“At base, Cabinet confidentiality promotes executive accountability by permitting private disagreement and candour in ministerial deliberations, despite public solidarity.”

The information and privacy commissioner found that the letters indicate topics that may have arisen during a cabinet meeting or may be considered at a future meeting, and represent the “end point” of deliberations, rather than the substance.

But, Karakatsanis wrote, the commissioner did not give due consideration to the impact that “premature disclosure of policy priorities at an early stage of the process may have on the efficient workings of government.”

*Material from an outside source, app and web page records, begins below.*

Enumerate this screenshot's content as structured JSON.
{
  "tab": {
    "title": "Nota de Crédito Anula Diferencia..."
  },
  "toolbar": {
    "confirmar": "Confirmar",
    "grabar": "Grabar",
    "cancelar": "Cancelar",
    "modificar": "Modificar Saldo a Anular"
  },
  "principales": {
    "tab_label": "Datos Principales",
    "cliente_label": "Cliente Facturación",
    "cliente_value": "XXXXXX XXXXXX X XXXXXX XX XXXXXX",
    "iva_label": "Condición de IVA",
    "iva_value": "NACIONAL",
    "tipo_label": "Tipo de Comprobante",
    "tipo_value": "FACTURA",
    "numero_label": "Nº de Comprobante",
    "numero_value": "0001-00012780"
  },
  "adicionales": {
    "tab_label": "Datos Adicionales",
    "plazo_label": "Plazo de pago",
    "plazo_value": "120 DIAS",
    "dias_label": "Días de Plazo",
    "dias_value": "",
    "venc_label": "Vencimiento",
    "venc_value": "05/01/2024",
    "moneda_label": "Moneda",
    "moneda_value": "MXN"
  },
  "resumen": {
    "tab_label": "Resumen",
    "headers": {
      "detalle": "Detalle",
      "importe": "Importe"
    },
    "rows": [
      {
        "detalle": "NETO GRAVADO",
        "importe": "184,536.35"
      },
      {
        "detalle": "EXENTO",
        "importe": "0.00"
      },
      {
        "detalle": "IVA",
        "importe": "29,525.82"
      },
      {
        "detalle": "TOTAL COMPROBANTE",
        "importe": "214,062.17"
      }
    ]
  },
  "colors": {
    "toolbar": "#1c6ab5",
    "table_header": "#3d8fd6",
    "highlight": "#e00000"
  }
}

“Far from being mere ’topics’ like items on an agenda, the Letters reflect the views of the Premier on the importance of certain policy priorities, and mark the initiation of a fluid process of policy formulation within Cabinet,” the court wrote.


“The Letters are revealing of the substance of Cabinet deliberations, both on their face and when compared against what government actually does.”

Kathleen Wynne became the first Ontario premier to proactively disclose the letters, in 2014, with Prime Minister Justin Trudeau and several other premiers following suit.

The 2018 Ontario mandate letters themselves were made public in September after a source provided them to Global News.

Ontario’s opposition leaders said Ford should have released the letters and keeping them secret suggests he has something to hide.

“It’s clear that almost every decision that this Conservative government has made is in the interest of a select few of their friends — not the best interests of Ontarians,” NDP Leader Marit Stiles wrote in a statement.

“This government wasted five years and huge amounts of taxpayer dollars to keep these documents secret.”

Liberal Leader Bonnie Crombie said Ontarians deserve to know what the premier instructs his ministers to do.

“If this government were truly ‘for the people,’ this would include being for the people’s right to know what their government is doing,” she wrote in a statement.

“Ontario citizens should be able to trust that their premier will act in the public’s best interest.”